Using an example from the Wagtail demo site, here’s what the tag model and the relationship field looks like in

from modelcluster.fields import ParentalKey
from modelcluster.contrib.taggit import ClusterTaggableManager
from taggit.models import TaggedItemBase

class BlogPageTag(TaggedItemBase):
    content_object = ParentalKey('demo.BlogPage', related_name='tagged_items')

class BlogPage(Page):
    tags = ClusterTaggableManager(through=BlogPageTag, blank=True)

    promote_panels = Page.promote_panels + [

Wagtail’s admin provides a nice interface for inputting tags into your content, with typeahead tag completion and friendly tag icons.

Now that we have the many-to-many tag relationship in place, we can fit in a way to render both sides of the relation. Here’s more of the Wagtail demo site, where the index model for BlogPage is extended with logic for filtering the index by tag:

class BlogIndexPage(Page):
    def serve(self, request):
        # Get blogs
        blogs = self.blogs

        # Filter by tag
        tag = request.GET.get('tag')
        if tag:
            blogs = blogs.filter(tags__name=tag)

        return render(request, self.template, {
            'page': self,
            'blogs': blogs,

Here, blogs.filter(tags__name=tag) invokes a reverse Django queryset filter on the BlogPageTag model to optionally limit the BlogPage objects sent to the template for rendering. Now, lets render both sides of the relation by showing the tags associated with an object and a way of showing all of the objects associated with each tag. This could be added to the blog_page.html template:

{% for tag in page.tags.all %}
    <a href="{% pageurl page.blog_index %}?tag={{ tag }}">{{ tag }}</a>
{% endfor %}

Iterating through page.tags.all will display each tag associated with page, while the link(s) back to the index make use of the filter option added to the BlogIndexPage model. A Django query could also use the tagged_items related name field to get BlogPage objects associated with a tag.

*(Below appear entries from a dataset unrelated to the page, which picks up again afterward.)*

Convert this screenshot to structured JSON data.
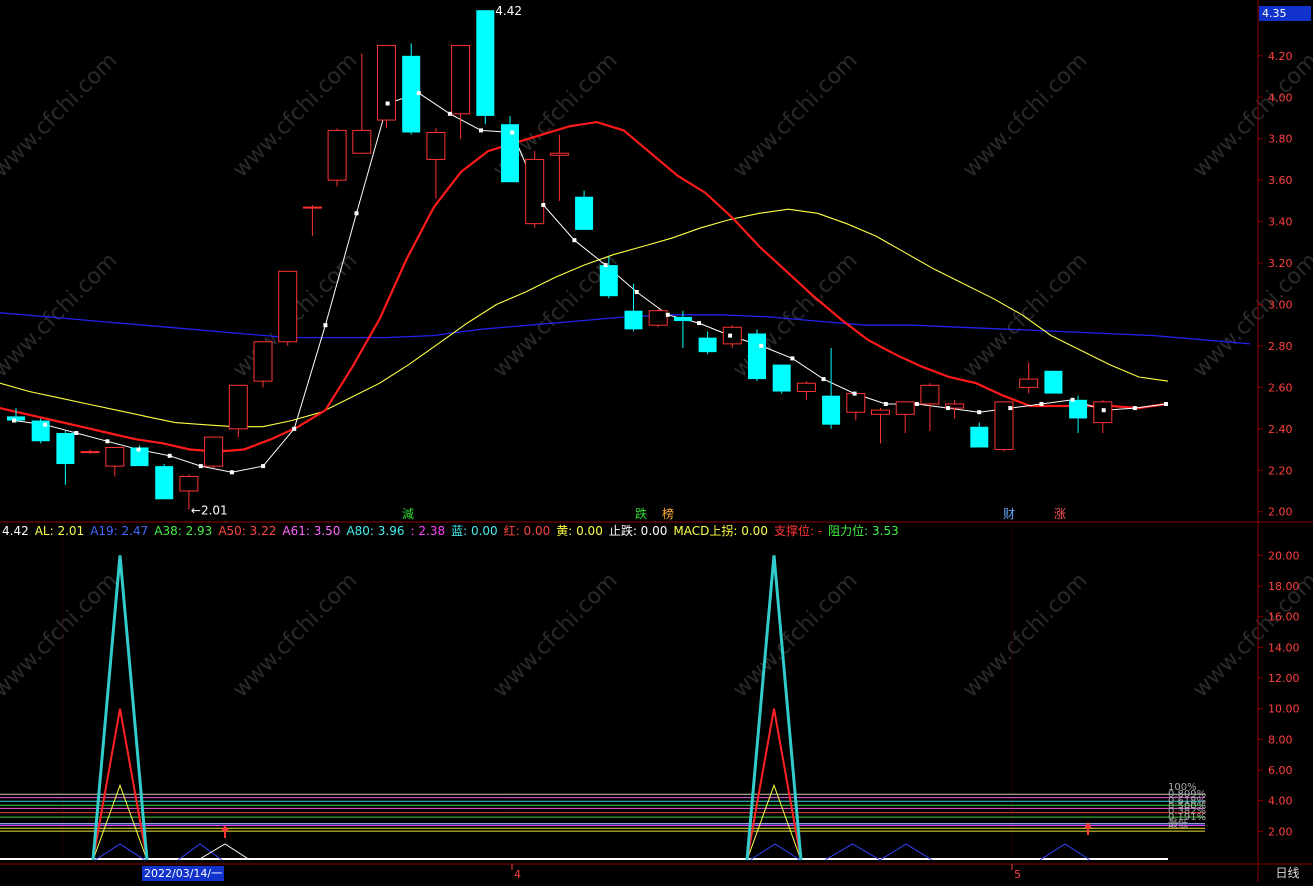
{
  "price_axis": {
    "ticks": [
      "4.20",
      "4.00",
      "3.80",
      "3.60",
      "3.40",
      "3.20",
      "3.00",
      "2.80",
      "2.60",
      "2.40",
      "2.20",
      "2.00"
    ],
    "current_price": "4.35"
  },
  "price_annotations": {
    "high": "4.42",
    "low": "←2.01"
  },
  "signals": [
    {
      "text": "減",
      "color": "#33dd33"
    },
    {
      "text": "跌",
      "color": "#33dd33"
    },
    {
      "text": "榜",
      "color": "#ffaa33"
    },
    {
      "text": "财",
      "color": "#66aaff"
    },
    {
      "text": "涨",
      "color": "#ff5555"
    }
  ],
  "legend": [
    {
      "text": "4.42",
      "color": "#ffffff"
    },
    {
      "text": "AL: 2.01",
      "color": "#ffff44"
    },
    {
      "text": "A19: 2.47",
      "color": "#4466ff"
    },
    {
      "text": "A38: 2.93",
      "color": "#44ee44"
    },
    {
      "text": "A50: 3.22",
      "color": "#ff4444"
    },
    {
      "text": "A61: 3.50",
      "color": "#ff66ff"
    },
    {
      "text": "A80: 3.96",
      "color": "#44eeee"
    },
    {
      "text": ": 2.38",
      "color": "#ff44ff"
    },
    {
      "text": "蓝: 0.00",
      "color": "#44eeee"
    },
    {
      "text": "红: 0.00",
      "color": "#ff4444"
    },
    {
      "text": "黄: 0.00",
      "color": "#ffff44"
    },
    {
      "text": "止跌: 0.00",
      "color": "#ffffff"
    },
    {
      "text": "MACD上拐: 0.00",
      "color": "#ffff44"
    },
    {
      "text": "支撑位: -",
      "color": "#ff3333"
    },
    {
      "text": "阻力位: 3.53",
      "color": "#44ee44"
    }
  ],
  "indicator_axis": {
    "ticks": [
      "20.00",
      "18.00",
      "16.00",
      "14.00",
      "12.00",
      "10.00",
      "8.00",
      "6.00",
      "4.00",
      "2.00"
    ]
  },
  "fib_labels": [
    "100%",
    "0.809%",
    "0.618%",
    "0.500%",
    "0.382%",
    "0.191%",
    "最低"
  ],
  "time_axis": {
    "labels": [
      "4",
      "5"
    ],
    "date_badge": "2022/03/14/一",
    "period_tab": "日线"
  },
  "watermark": "www.cfchi.com",
  "colors": {
    "up": "#ff3232",
    "down": "#00ffff",
    "ma5": "#ffffff",
    "ma10": "#ff1a1a",
    "ma20": "#ffff44",
    "ma60": "#2222ee",
    "grid": "#8b0000"
  },
  "chart_data": {
    "type": "candlestick",
    "ylim": [
      1.96,
      4.45
    ],
    "candles": [
      {
        "o": 2.46,
        "h": 2.5,
        "l": 2.43,
        "c": 2.44
      },
      {
        "o": 2.44,
        "h": 2.45,
        "l": 2.33,
        "c": 2.34
      },
      {
        "o": 2.38,
        "h": 2.39,
        "l": 2.13,
        "c": 2.23
      },
      {
        "o": 2.29,
        "h": 2.3,
        "l": 2.28,
        "c": 2.29
      },
      {
        "o": 2.22,
        "h": 2.31,
        "l": 2.17,
        "c": 2.31
      },
      {
        "o": 2.31,
        "h": 2.32,
        "l": 2.22,
        "c": 2.22
      },
      {
        "o": 2.22,
        "h": 2.23,
        "l": 2.06,
        "c": 2.06
      },
      {
        "o": 2.1,
        "h": 2.18,
        "l": 2.01,
        "c": 2.17
      },
      {
        "o": 2.22,
        "h": 2.36,
        "l": 2.21,
        "c": 2.36
      },
      {
        "o": 2.4,
        "h": 2.61,
        "l": 2.36,
        "c": 2.61
      },
      {
        "o": 2.63,
        "h": 2.81,
        "l": 2.6,
        "c": 2.82
      },
      {
        "o": 2.82,
        "h": 3.16,
        "l": 2.8,
        "c": 3.16
      },
      {
        "o": 3.47,
        "h": 3.48,
        "l": 3.33,
        "c": 3.47
      },
      {
        "o": 3.6,
        "h": 3.85,
        "l": 3.57,
        "c": 3.84
      },
      {
        "o": 3.73,
        "h": 4.21,
        "l": 3.73,
        "c": 3.84
      },
      {
        "o": 3.89,
        "h": 4.25,
        "l": 3.85,
        "c": 4.25
      },
      {
        "o": 4.2,
        "h": 4.26,
        "l": 3.82,
        "c": 3.83
      },
      {
        "o": 3.7,
        "h": 3.85,
        "l": 3.51,
        "c": 3.83
      },
      {
        "o": 3.92,
        "h": 4.25,
        "l": 3.8,
        "c": 4.25
      },
      {
        "o": 4.42,
        "h": 4.42,
        "l": 3.87,
        "c": 3.91
      },
      {
        "o": 3.87,
        "h": 3.91,
        "l": 3.59,
        "c": 3.59
      },
      {
        "o": 3.39,
        "h": 3.74,
        "l": 3.37,
        "c": 3.7
      },
      {
        "o": 3.72,
        "h": 3.82,
        "l": 3.5,
        "c": 3.73
      },
      {
        "o": 3.52,
        "h": 3.55,
        "l": 3.36,
        "c": 3.36
      },
      {
        "o": 3.19,
        "h": 3.23,
        "l": 3.03,
        "c": 3.04
      },
      {
        "o": 2.97,
        "h": 3.1,
        "l": 2.87,
        "c": 2.88
      },
      {
        "o": 2.9,
        "h": 2.98,
        "l": 2.89,
        "c": 2.97
      },
      {
        "o": 2.94,
        "h": 2.97,
        "l": 2.79,
        "c": 2.92
      },
      {
        "o": 2.84,
        "h": 2.87,
        "l": 2.76,
        "c": 2.77
      },
      {
        "o": 2.81,
        "h": 2.9,
        "l": 2.79,
        "c": 2.89
      },
      {
        "o": 2.86,
        "h": 2.88,
        "l": 2.63,
        "c": 2.64
      },
      {
        "o": 2.71,
        "h": 2.71,
        "l": 2.57,
        "c": 2.58
      },
      {
        "o": 2.58,
        "h": 2.63,
        "l": 2.54,
        "c": 2.62
      },
      {
        "o": 2.56,
        "h": 2.79,
        "l": 2.4,
        "c": 2.42
      },
      {
        "o": 2.48,
        "h": 2.58,
        "l": 2.44,
        "c": 2.57
      },
      {
        "o": 2.47,
        "h": 2.5,
        "l": 2.33,
        "c": 2.49
      },
      {
        "o": 2.47,
        "h": 2.53,
        "l": 2.38,
        "c": 2.53
      },
      {
        "o": 2.52,
        "h": 2.62,
        "l": 2.39,
        "c": 2.61
      },
      {
        "o": 2.5,
        "h": 2.54,
        "l": 2.45,
        "c": 2.52
      },
      {
        "o": 2.41,
        "h": 2.43,
        "l": 2.31,
        "c": 2.31
      },
      {
        "o": 2.3,
        "h": 2.53,
        "l": 2.29,
        "c": 2.53
      },
      {
        "o": 2.6,
        "h": 2.72,
        "l": 2.57,
        "c": 2.64
      },
      {
        "o": 2.68,
        "h": 2.68,
        "l": 2.57,
        "c": 2.57
      },
      {
        "o": 2.54,
        "h": 2.56,
        "l": 2.38,
        "c": 2.45
      },
      {
        "o": 2.43,
        "h": 2.54,
        "l": 2.38,
        "c": 2.53
      }
    ],
    "ma5": [
      2.44,
      2.42,
      2.38,
      2.34,
      2.3,
      2.27,
      2.22,
      2.19,
      2.22,
      2.4,
      2.9,
      3.44,
      3.97,
      4.02,
      3.92,
      3.84,
      3.83,
      3.48,
      3.31,
      3.19,
      3.06,
      2.95,
      2.91,
      2.85,
      2.8,
      2.74,
      2.64,
      2.57,
      2.52,
      2.52,
      2.5,
      2.48,
      2.5,
      2.52,
      2.54,
      2.49,
      2.5,
      2.52
    ],
    "ma10": [
      2.5,
      2.47,
      2.44,
      2.41,
      2.38,
      2.35,
      2.33,
      2.3,
      2.29,
      2.3,
      2.35,
      2.41,
      2.49,
      2.7,
      2.93,
      3.22,
      3.47,
      3.64,
      3.74,
      3.78,
      3.82,
      3.86,
      3.88,
      3.84,
      3.73,
      3.62,
      3.54,
      3.42,
      3.28,
      3.16,
      3.04,
      2.93,
      2.83,
      2.76,
      2.7,
      2.65,
      2.62,
      2.56,
      2.51,
      2.51,
      2.51,
      2.51,
      2.5,
      2.52
    ],
    "ma20": [
      2.62,
      2.58,
      2.55,
      2.52,
      2.49,
      2.46,
      2.43,
      2.42,
      2.41,
      2.41,
      2.44,
      2.48,
      2.55,
      2.62,
      2.71,
      2.81,
      2.91,
      3.0,
      3.06,
      3.13,
      3.19,
      3.24,
      3.28,
      3.32,
      3.37,
      3.41,
      3.44,
      3.46,
      3.44,
      3.39,
      3.33,
      3.25,
      3.17,
      3.1,
      3.03,
      2.95,
      2.85,
      2.78,
      2.71,
      2.65,
      2.63
    ],
    "ma60": [
      2.96,
      2.94,
      2.92,
      2.9,
      2.88,
      2.86,
      2.84,
      2.84,
      2.84,
      2.85,
      2.88,
      2.9,
      2.92,
      2.94,
      2.95,
      2.95,
      2.94,
      2.92,
      2.9,
      2.9,
      2.89,
      2.88,
      2.87,
      2.86,
      2.85,
      2.83,
      2.81
    ],
    "indicator": {
      "ylim": [
        0.0,
        21.0
      ],
      "spikes": [
        {
          "index": 4,
          "cyan": 20,
          "red": 10,
          "yellow": 5
        },
        {
          "index": 29,
          "cyan": 20,
          "red": 10,
          "yellow": 5
        }
      ],
      "levels": [
        4.42,
        4.2,
        3.96,
        3.7,
        3.5,
        3.22,
        2.93,
        2.5,
        2.47,
        2.38,
        2.2,
        2.01
      ]
    }
  }
}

This is just one possible way of creating a taxonomy for Wagtail objects. With all of the components for a taxonomy available through Wagtail, you should be able to fulfill even the most exotic taxonomic schemes.